--- Listed records ---

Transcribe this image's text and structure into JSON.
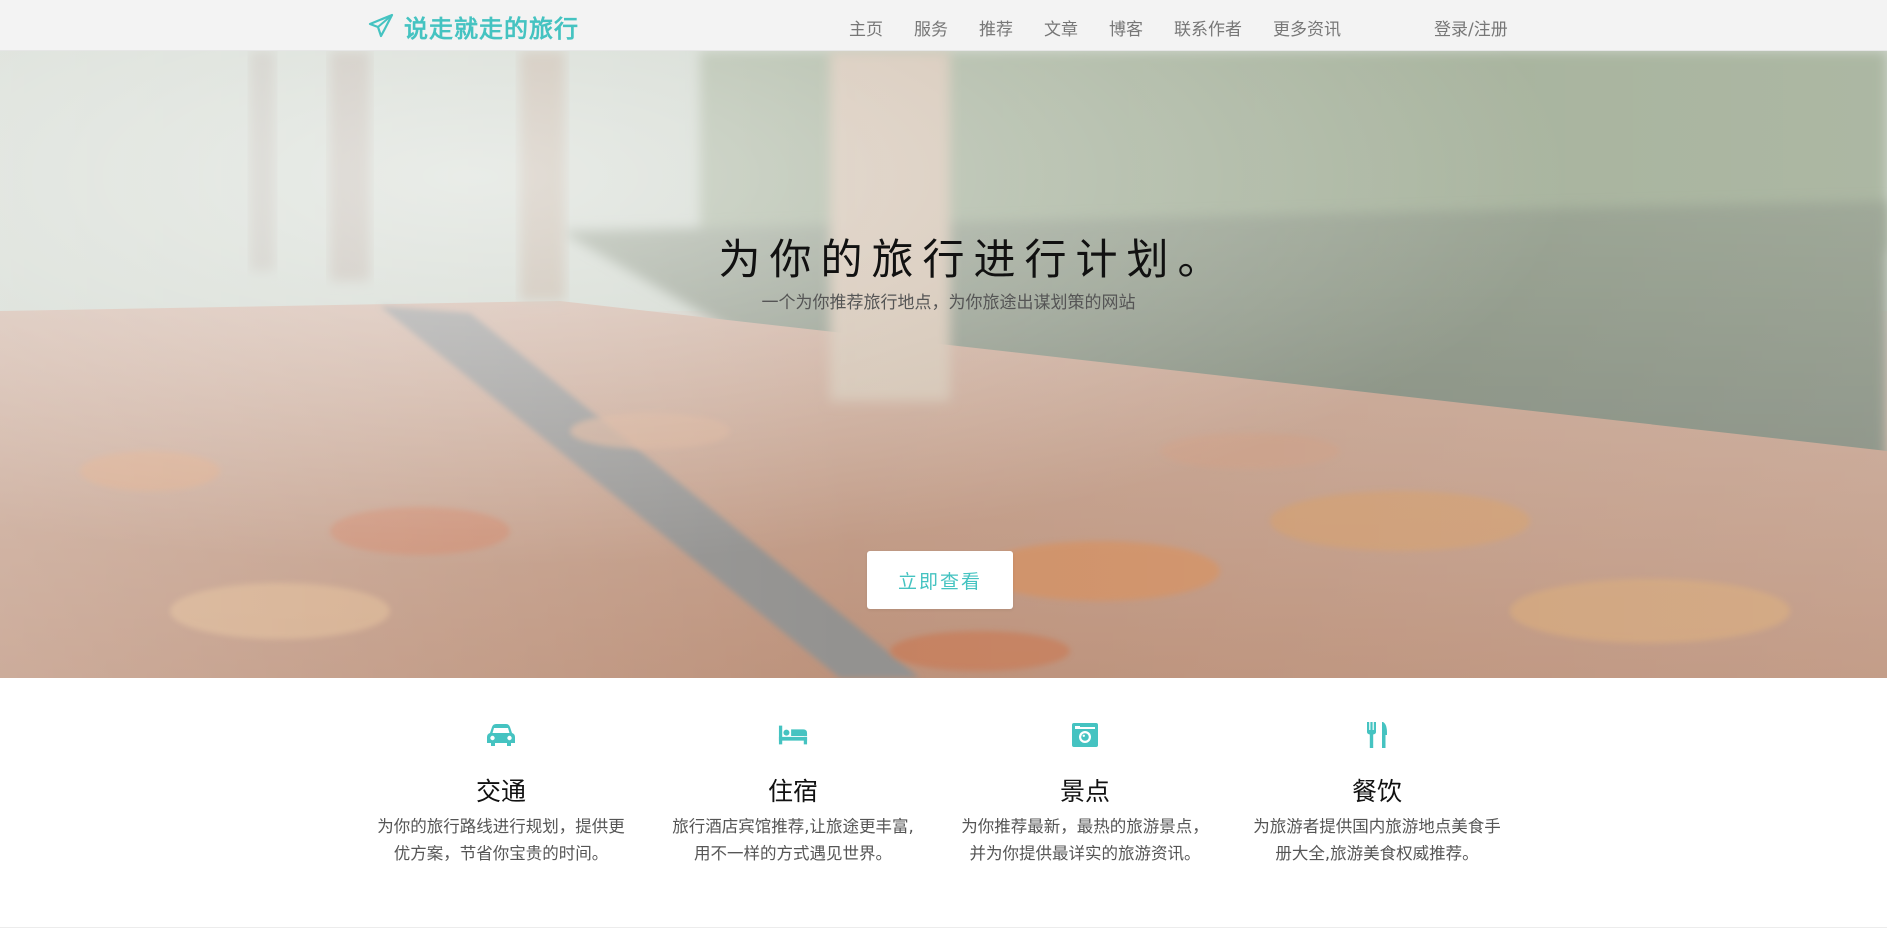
{
  "brand": {
    "name": "说走就走的旅行",
    "icon": "paper-plane-icon",
    "color": "#45c3c1"
  },
  "nav": {
    "items": [
      "主页",
      "服务",
      "推荐",
      "文章",
      "博客",
      "联系作者",
      "更多资讯"
    ],
    "login_label": "登录/注册"
  },
  "hero": {
    "title": "为你的旅行进行计划。",
    "subtitle": "一个为你推荐旅行地点，为你旅途出谋划策的网站",
    "cta_label": "立即查看",
    "background": "autumn-leaves-path-photo"
  },
  "features": [
    {
      "icon": "car-icon",
      "title": "交通",
      "desc_line1": "为你的旅行路线进行规划，提供更",
      "desc_line2": "优方案，节省你宝贵的时间。"
    },
    {
      "icon": "bed-icon",
      "title": "住宿",
      "desc_line1": "旅行酒店宾馆推荐,让旅途更丰富,",
      "desc_line2": "用不一样的方式遇见世界。"
    },
    {
      "icon": "camera-icon",
      "title": "景点",
      "desc_line1": "为你推荐最新，最热的旅游景点，",
      "desc_line2": "并为你提供最详实的旅游资讯。"
    },
    {
      "icon": "fork-knife-icon",
      "title": "餐饮",
      "desc_line1": "为旅游者提供国内旅游地点美食手",
      "desc_line2": "册大全,旅游美食权威推荐。"
    }
  ],
  "colors": {
    "accent": "#45c3c1",
    "nav_bg": "#f3f3f3",
    "nav_text": "#777777"
  }
}
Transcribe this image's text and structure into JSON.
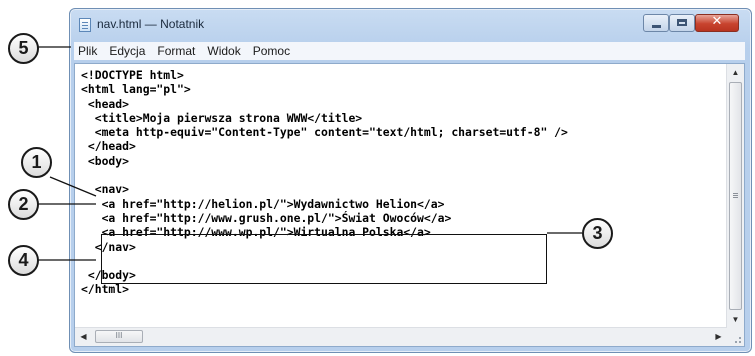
{
  "window": {
    "title": "nav.html — Notatnik",
    "close_glyph": "✕"
  },
  "menu": {
    "items": [
      {
        "label": "Plik"
      },
      {
        "label": "Edycja"
      },
      {
        "label": "Format"
      },
      {
        "label": "Widok"
      },
      {
        "label": "Pomoc"
      }
    ]
  },
  "editor": {
    "lines": [
      "<!DOCTYPE html>",
      "<html lang=\"pl\">",
      " <head>",
      "  <title>Moja pierwsza strona WWW</title>",
      "  <meta http-equiv=\"Content-Type\" content=\"text/html; charset=utf-8\" />",
      " </head>",
      " <body>",
      "",
      "  <nav>",
      "   <a href=\"http://helion.pl/\">Wydawnictwo Helion</a>",
      "   <a href=\"http://www.grush.one.pl/\">Świat Owoców</a>",
      "   <a href=\"http://www.wp.pl/\">Wirtualna Polska</a>",
      "  </nav>",
      "",
      " </body>",
      "</html>"
    ]
  },
  "scrollbars": {
    "up_glyph": "▲",
    "down_glyph": "▼",
    "left_glyph": "◀",
    "right_glyph": "▶",
    "thumb_grip": "III"
  },
  "callouts": {
    "c1": "1",
    "c2": "2",
    "c3": "3",
    "c4": "4",
    "c5": "5"
  },
  "colors": {
    "titlebar": "#c9dcf2",
    "close_button": "#c8432e",
    "menubar": "#f3f6fb",
    "text": "#000000"
  }
}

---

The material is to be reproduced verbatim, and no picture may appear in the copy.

• _Answer area_:
Transcribe this image's text and structure into JSON.
{
  "brand": {
    "name": "说走就走的旅行",
    "icon": "paper-plane-icon",
    "color": "#45c3c1"
  },
  "nav": {
    "items": [
      "主页",
      "服务",
      "推荐",
      "文章",
      "博客",
      "联系作者",
      "更多资讯"
    ],
    "login_label": "登录/注册"
  },
  "hero": {
    "title": "为你的旅行进行计划。",
    "subtitle": "一个为你推荐旅行地点，为你旅途出谋划策的网站",
    "cta_label": "立即查看",
    "background": "autumn-leaves-path-photo"
  },
  "features": [
    {
      "icon": "car-icon",
      "title": "交通",
      "desc_line1": "为你的旅行路线进行规划，提供更",
      "desc_line2": "优方案，节省你宝贵的时间。"
    },
    {
      "icon": "bed-icon",
      "title": "住宿",
      "desc_line1": "旅行酒店宾馆推荐,让旅途更丰富,",
      "desc_line2": "用不一样的方式遇见世界。"
    },
    {
      "icon": "camera-icon",
      "title": "景点",
      "desc_line1": "为你推荐最新，最热的旅游景点，",
      "desc_line2": "并为你提供最详实的旅游资讯。"
    },
    {
      "icon": "fork-knife-icon",
      "title": "餐饮",
      "desc_line1": "为旅游者提供国内旅游地点美食手",
      "desc_line2": "册大全,旅游美食权威推荐。"
    }
  ],
  "colors": {
    "accent": "#45c3c1",
    "nav_bg": "#f3f3f3",
    "nav_text": "#777777"
  }
}
Transcribe this image's text and structure into JSON.
{
  "window": {
    "title": "nav.html — Notatnik",
    "close_glyph": "✕"
  },
  "menu": {
    "items": [
      {
        "label": "Plik"
      },
      {
        "label": "Edycja"
      },
      {
        "label": "Format"
      },
      {
        "label": "Widok"
      },
      {
        "label": "Pomoc"
      }
    ]
  },
  "editor": {
    "lines": [
      "<!DOCTYPE html>",
      "<html lang=\"pl\">",
      " <head>",
      "  <title>Moja pierwsza strona WWW</title>",
      "  <meta http-equiv=\"Content-Type\" content=\"text/html; charset=utf-8\" />",
      " </head>",
      " <body>",
      "",
      "  <nav>",
      "   <a href=\"http://helion.pl/\">Wydawnictwo Helion</a>",
      "   <a href=\"http://www.grush.one.pl/\">Świat Owoców</a>",
      "   <a href=\"http://www.wp.pl/\">Wirtualna Polska</a>",
      "  </nav>",
      "",
      " </body>",
      "</html>"
    ]
  },
  "scrollbars": {
    "up_glyph": "▲",
    "down_glyph": "▼",
    "left_glyph": "◀",
    "right_glyph": "▶",
    "thumb_grip": "III"
  },
  "callouts": {
    "c1": "1",
    "c2": "2",
    "c3": "3",
    "c4": "4",
    "c5": "5"
  },
  "colors": {
    "titlebar": "#c9dcf2",
    "close_button": "#c8432e",
    "menubar": "#f3f6fb",
    "text": "#000000"
  }
}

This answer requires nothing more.